## ASSIGNED TASK
How many lines in the listing below include the word "character"? Reply with the count alone.

## DATA FOR ANALYSIS

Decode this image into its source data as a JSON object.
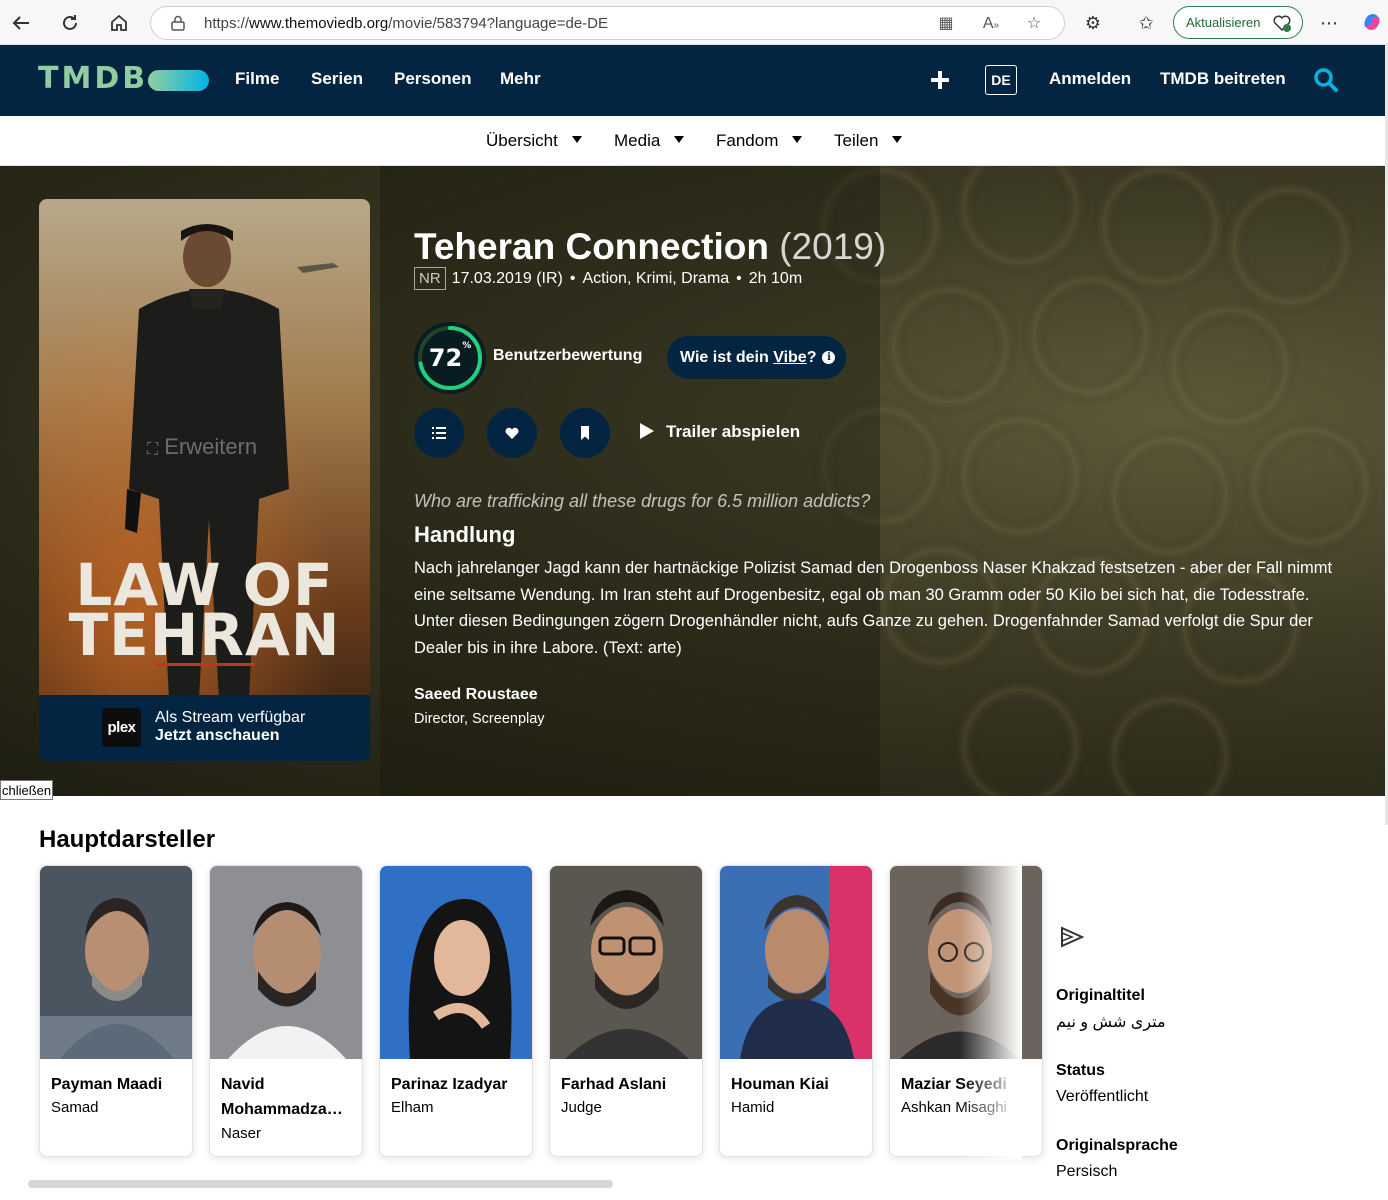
{
  "browser": {
    "url_prefix": "https://",
    "url_host": "www.themoviedb.org",
    "url_path": "/movie/583794?language=de-DE",
    "update_label": "Aktualisieren"
  },
  "header": {
    "logo": "TMDB",
    "nav": [
      "Filme",
      "Serien",
      "Personen",
      "Mehr"
    ],
    "language": "DE",
    "login": "Anmelden",
    "join": "TMDB beitreten"
  },
  "subnav": [
    "Übersicht",
    "Media",
    "Fandom",
    "Teilen"
  ],
  "poster": {
    "title_line1": "LAW OF",
    "title_line2": "TEHRAN",
    "expand_label": "Erweitern",
    "stream_logo": "plex",
    "stream_line1": "Als Stream verfügbar",
    "stream_line2": "Jetzt anschauen"
  },
  "movie": {
    "title": "Teheran Connection",
    "year": "(2019)",
    "certification": "NR",
    "release": "17.03.2019 (IR)",
    "genres": "Action, Krimi, Drama",
    "runtime": "2h 10m",
    "score": "72",
    "score_pct": 72,
    "score_unit": "%",
    "score_label": "Benutzerbewertung",
    "vibe_prefix": "Wie ist dein ",
    "vibe_link": "Vibe",
    "vibe_suffix": "?",
    "trailer_label": "Trailer abspielen",
    "tagline": "Who are trafficking all these drugs for 6.5 million addicts?",
    "overview_heading": "Handlung",
    "overview": "Nach jahrelanger Jagd kann der hartnäckige Polizist Samad den Drogenboss Naser Khakzad festsetzen - aber der Fall nimmt eine seltsame Wendung. Im Iran steht auf Drogenbesitz, egal ob man 30 Gramm oder 50 Kilo bei sich hat, die Todesstrafe. Unter diesen Bedingungen zögern Drogenhändler nicht, aufs Ganze zu gehen. Drogenfahnder Samad verfolgt die Spur der Dealer bis in ihre Labore. (Text: arte)",
    "crew_name": "Saeed Roustaee",
    "crew_role": "Director, Screenplay"
  },
  "close_label": "chließen",
  "cast": {
    "heading": "Hauptdarsteller",
    "members": [
      {
        "name": "Payman Maadi",
        "character": "Samad"
      },
      {
        "name": "Navid Mohammadza…",
        "character": "Naser"
      },
      {
        "name": "Parinaz Izadyar",
        "character": "Elham"
      },
      {
        "name": "Farhad Aslani",
        "character": "Judge"
      },
      {
        "name": "Houman Kiai",
        "character": "Hamid"
      },
      {
        "name": "Maziar Seyedi",
        "character": "Ashkan Misaghi"
      }
    ]
  },
  "facts": {
    "original_title_label": "Originaltitel",
    "original_title": "متری شش و نیم",
    "status_label": "Status",
    "status": "Veröffentlicht",
    "language_label": "Originalsprache",
    "language": "Persisch"
  },
  "colors": {
    "brand_dark": "#032541",
    "brand_green": "#90cea1",
    "brand_blue": "#01b4e4",
    "score_green": "#21d07a"
  }
}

## RESULT
6